  14. Lol what would be the gain of making up some disease?? People are ridiculous.

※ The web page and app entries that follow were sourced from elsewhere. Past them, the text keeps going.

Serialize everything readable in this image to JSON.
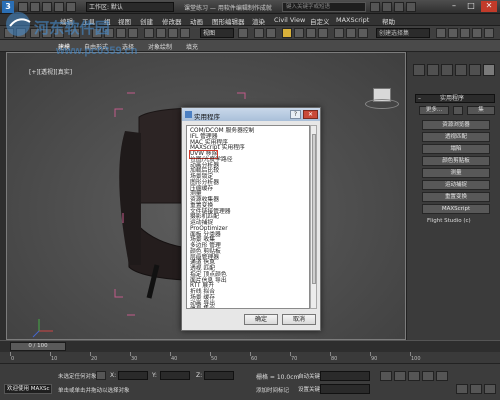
{
  "titlebar": {
    "workspace_label": "工作区: 默认",
    "workspace_value": "工作区: 默认",
    "document_title": "课堂练习 — 用软件编辑制作成就",
    "search_placeholder": "键入关键字或短语",
    "min": "–",
    "max": "□",
    "close": "✕"
  },
  "menu": {
    "items": [
      "编辑",
      "工具",
      "组",
      "视图",
      "创建",
      "修改器",
      "动画",
      "图形编辑器",
      "渲染",
      "Civil View",
      "自定义",
      "MAXScript",
      "帮助"
    ]
  },
  "toolbar": {
    "view_dropdown": "视图",
    "selection_set": "创建选择集"
  },
  "ribbon": {
    "tabs": [
      "建模",
      "自由形式",
      "选择",
      "对象绘制",
      "填充"
    ]
  },
  "viewport": {
    "label": "[+][透视][真实]"
  },
  "watermark": {
    "brand": "河东软件园",
    "url": "www.pc0359.cn"
  },
  "command_panel": {
    "header": "实用程序",
    "more": "更多...",
    "sets": "集",
    "buttons": [
      "资源浏览器",
      "透视匹配",
      "塌陷",
      "颜色剪贴板",
      "测量",
      "运动捕捉",
      "重置变换",
      "MAXScript",
      "Flight Studio (c)"
    ]
  },
  "dialog": {
    "title": "实用程序",
    "help": "?",
    "close": "✕",
    "items": [
      "COM/DCOM 服务器控制",
      "IFL 管理器",
      "MAC 实用程序",
      "MAXScript 实用程序",
      "UVW 移除",
      "位图/光度学路径",
      "动画分析器",
      "加载后比较",
      "场景锁定",
      "图形分析器",
      "压缩缓存",
      "测量",
      "资源收集器",
      "重置变换",
      "文件链接管理器",
      "摄影机匹配",
      "运动捕捉",
      "ProOptimizer",
      "面板 分类器",
      "场景 收集",
      "多边形 管理",
      "颜色 剪贴板",
      "层级管理器",
      "通道 信息",
      "透视 匹配",
      "指定 顶点颜色",
      "面片信息 导出",
      "RTT 展开",
      "折线 拟合",
      "场景 缓存",
      "动画 导出",
      "信息 集合"
    ],
    "highlighted_index": 4,
    "ok": "确定",
    "cancel": "取消"
  },
  "timeline": {
    "slider": "0 / 100",
    "ticks": [
      "0",
      "10",
      "20",
      "30",
      "40",
      "50",
      "60",
      "70",
      "80",
      "90",
      "100"
    ]
  },
  "statusbar": {
    "welcome": "欢迎使用 MAXSc",
    "selection": "未选定任何对象",
    "prompt": "单击或单击并拖动以选择对象",
    "x_label": "X:",
    "y_label": "Y:",
    "z_label": "Z:",
    "grid": "栅格 = 10.0cm",
    "add_time_tag": "添加时间标记",
    "auto_key": "自动关键点",
    "set_key": "设置关键点"
  }
}
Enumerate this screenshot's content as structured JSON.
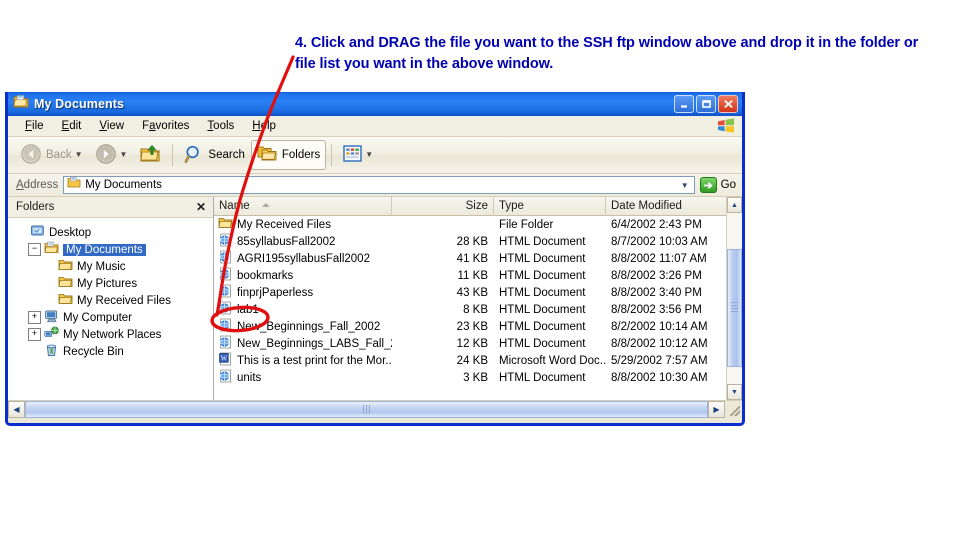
{
  "annotation": {
    "text": "4. Click and DRAG the file you want to the SSH ftp window above and drop it in the folder or file list you want in the above window.",
    "color": "#0000b0",
    "marker_color": "#e01010",
    "circled_item": "lab1"
  },
  "window": {
    "title": "My Documents",
    "icon": "my-documents-folder-icon",
    "controls": {
      "minimize": "_",
      "maximize": "□",
      "close": "✕"
    }
  },
  "menu": {
    "items": [
      {
        "label": "File",
        "accel": "F"
      },
      {
        "label": "Edit",
        "accel": "E"
      },
      {
        "label": "View",
        "accel": "V"
      },
      {
        "label": "Favorites",
        "accel": "a"
      },
      {
        "label": "Tools",
        "accel": "T"
      },
      {
        "label": "Help",
        "accel": "H"
      }
    ],
    "logo": "windows-flag-logo"
  },
  "toolbar": {
    "back_label": "Back",
    "forward_label": "",
    "up_label": "",
    "search_label": "Search",
    "folders_label": "Folders",
    "views_label": "",
    "back_disabled": true,
    "folders_pressed": true
  },
  "address": {
    "label": "Address",
    "value": "My Documents",
    "icon": "my-documents-folder-icon",
    "go_label": "Go"
  },
  "folders_pane": {
    "header": "Folders",
    "close_label": "✕",
    "tree": [
      {
        "label": "Desktop",
        "indent": 0,
        "expander": "",
        "icon": "desktop-icon",
        "selected": false
      },
      {
        "label": "My Documents",
        "indent": 1,
        "expander": "−",
        "icon": "my-documents-icon",
        "selected": true
      },
      {
        "label": "My Music",
        "indent": 2,
        "expander": "",
        "icon": "folder-icon",
        "selected": false
      },
      {
        "label": "My Pictures",
        "indent": 2,
        "expander": "",
        "icon": "folder-icon",
        "selected": false
      },
      {
        "label": "My Received Files",
        "indent": 2,
        "expander": "",
        "icon": "folder-icon",
        "selected": false
      },
      {
        "label": "My Computer",
        "indent": 1,
        "expander": "+",
        "icon": "my-computer-icon",
        "selected": false
      },
      {
        "label": "My Network Places",
        "indent": 1,
        "expander": "+",
        "icon": "network-places-icon",
        "selected": false
      },
      {
        "label": "Recycle Bin",
        "indent": 1,
        "expander": "",
        "icon": "recycle-bin-icon",
        "selected": false
      }
    ]
  },
  "file_list": {
    "columns": [
      "Name",
      "Size",
      "Type",
      "Date Modified"
    ],
    "sort_column": "Name",
    "sort_direction": "ascending",
    "rows": [
      {
        "name": "My Received Files",
        "size": "",
        "type": "File Folder",
        "date": "6/4/2002 2:43 PM",
        "icon": "folder-icon"
      },
      {
        "name": "85syllabusFall2002",
        "size": "28 KB",
        "type": "HTML Document",
        "date": "8/7/2002 10:03 AM",
        "icon": "html-document-icon"
      },
      {
        "name": "AGRI195syllabusFall2002",
        "size": "41 KB",
        "type": "HTML Document",
        "date": "8/8/2002 11:07 AM",
        "icon": "html-document-icon"
      },
      {
        "name": "bookmarks",
        "size": "11 KB",
        "type": "HTML Document",
        "date": "8/8/2002 3:26 PM",
        "icon": "html-document-icon"
      },
      {
        "name": "finprjPaperless",
        "size": "43 KB",
        "type": "HTML Document",
        "date": "8/8/2002 3:40 PM",
        "icon": "html-document-icon"
      },
      {
        "name": "lab1",
        "size": "8 KB",
        "type": "HTML Document",
        "date": "8/8/2002 3:56 PM",
        "icon": "html-document-icon"
      },
      {
        "name": "New_Beginnings_Fall_2002",
        "size": "23 KB",
        "type": "HTML Document",
        "date": "8/2/2002 10:14 AM",
        "icon": "html-document-icon"
      },
      {
        "name": "New_Beginnings_LABS_Fall_2...",
        "size": "12 KB",
        "type": "HTML Document",
        "date": "8/8/2002 10:12 AM",
        "icon": "html-document-icon"
      },
      {
        "name": "This is a test print for the Mor...",
        "size": "24 KB",
        "type": "Microsoft Word Doc...",
        "date": "5/29/2002 7:57 AM",
        "icon": "word-document-icon"
      },
      {
        "name": "units",
        "size": "3 KB",
        "type": "HTML Document",
        "date": "8/8/2002 10:30 AM",
        "icon": "html-document-icon"
      }
    ]
  }
}
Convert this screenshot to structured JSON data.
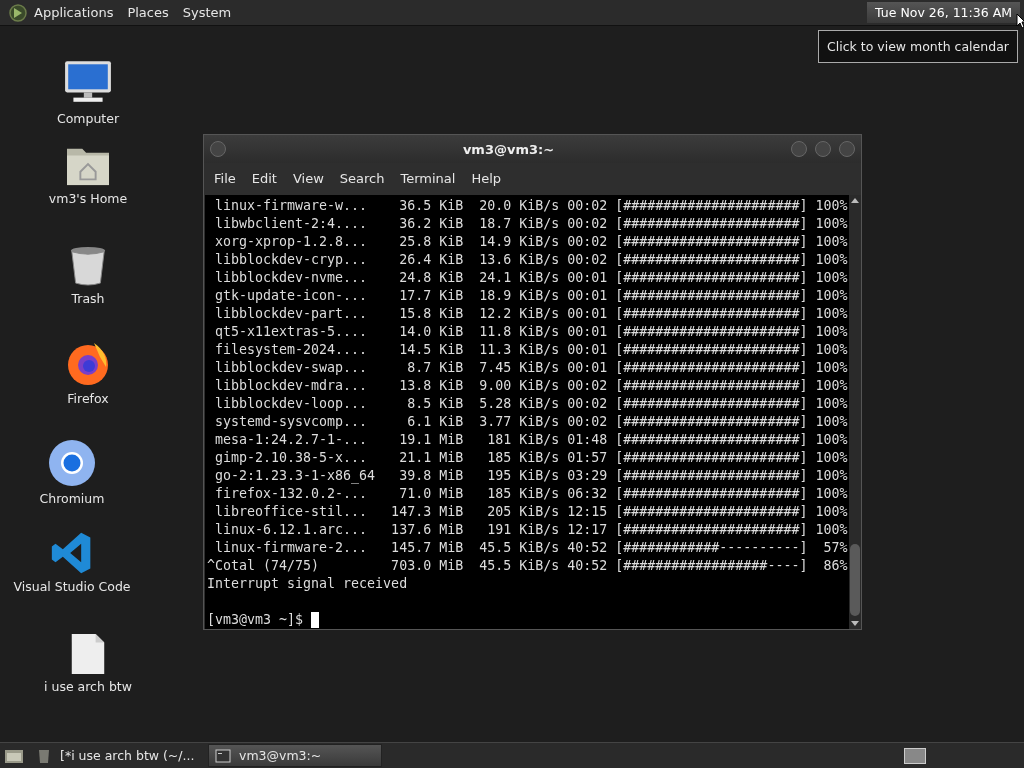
{
  "top_panel": {
    "menus": [
      "Applications",
      "Places",
      "System"
    ],
    "clock": "Tue Nov 26, 11:36 AM",
    "tooltip": "Click to view month calendar"
  },
  "desktop_icons": [
    {
      "kind": "computer",
      "label": "Computer"
    },
    {
      "kind": "home",
      "label": "vm3's Home"
    },
    {
      "kind": "trash",
      "label": "Trash"
    },
    {
      "kind": "firefox",
      "label": "Firefox"
    },
    {
      "kind": "chromium",
      "label": "Chromium"
    },
    {
      "kind": "vscode",
      "label": "Visual Studio Code"
    },
    {
      "kind": "file",
      "label": "i use arch btw"
    }
  ],
  "terminal": {
    "title": "vm3@vm3:~",
    "menu": [
      "File",
      "Edit",
      "View",
      "Search",
      "Terminal",
      "Help"
    ],
    "lines": [
      " linux-firmware-w...    36.5 KiB  20.0 KiB/s 00:02 [######################] 100%",
      " libwbclient-2:4....    36.2 KiB  18.7 KiB/s 00:02 [######################] 100%",
      " xorg-xprop-1.2.8...    25.8 KiB  14.9 KiB/s 00:02 [######################] 100%",
      " libblockdev-cryp...    26.4 KiB  13.6 KiB/s 00:02 [######################] 100%",
      " libblockdev-nvme...    24.8 KiB  24.1 KiB/s 00:01 [######################] 100%",
      " gtk-update-icon-...    17.7 KiB  18.9 KiB/s 00:01 [######################] 100%",
      " libblockdev-part...    15.8 KiB  12.2 KiB/s 00:01 [######################] 100%",
      " qt5-x11extras-5....    14.0 KiB  11.8 KiB/s 00:01 [######################] 100%",
      " filesystem-2024....    14.5 KiB  11.3 KiB/s 00:01 [######################] 100%",
      " libblockdev-swap...     8.7 KiB  7.45 KiB/s 00:01 [######################] 100%",
      " libblockdev-mdra...    13.8 KiB  9.00 KiB/s 00:02 [######################] 100%",
      " libblockdev-loop...     8.5 KiB  5.28 KiB/s 00:02 [######################] 100%",
      " systemd-sysvcomp...     6.1 KiB  3.77 KiB/s 00:02 [######################] 100%",
      " mesa-1:24.2.7-1-...    19.1 MiB   181 KiB/s 01:48 [######################] 100%",
      " gimp-2.10.38-5-x...    21.1 MiB   185 KiB/s 01:57 [######################] 100%",
      " go-2:1.23.3-1-x86_64   39.8 MiB   195 KiB/s 03:29 [######################] 100%",
      " firefox-132.0.2-...    71.0 MiB   185 KiB/s 06:32 [######################] 100%",
      " libreoffice-stil...   147.3 MiB   205 KiB/s 12:15 [######################] 100%",
      " linux-6.12.1.arc...   137.6 MiB   191 KiB/s 12:17 [######################] 100%",
      " linux-firmware-2...   145.7 MiB  45.5 KiB/s 40:52 [############----------]  57%",
      "^Cotal (74/75)         703.0 MiB  45.5 KiB/s 40:52 [##################----]  86%",
      "Interrupt signal received"
    ],
    "prompt": "[vm3@vm3 ~]$ "
  },
  "taskbar": {
    "items": [
      {
        "kind": "editor",
        "label": "[*i use arch btw (~/...",
        "selected": false
      },
      {
        "kind": "terminal",
        "label": "vm3@vm3:~",
        "selected": true
      }
    ]
  }
}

  15. Hey Jay! Would you be willing to post results of your MRI? Maybe you could screen shot it if they find anything. I've been making a lot of advancement in reading. It turns out that brain tissue doesn't "scar" like most people think but its a glial scar, and really not even a scar at all, in essense it just liquefies the dead tissue/neurons and removes them, leaving a vacant area. Which really is good news because actual fibrin scar tissue would impede any kind of healing. Which means realistically is all we have to do is find something that stimulates neuron replication. I'm pretty certain as well that the issue in cases of HPPD there is a minor, widespread neuronal loss in the areas affected. Primarily the the limbic system, and prefrontal lobes. just check out my thread I posted quite a bit of new stuff.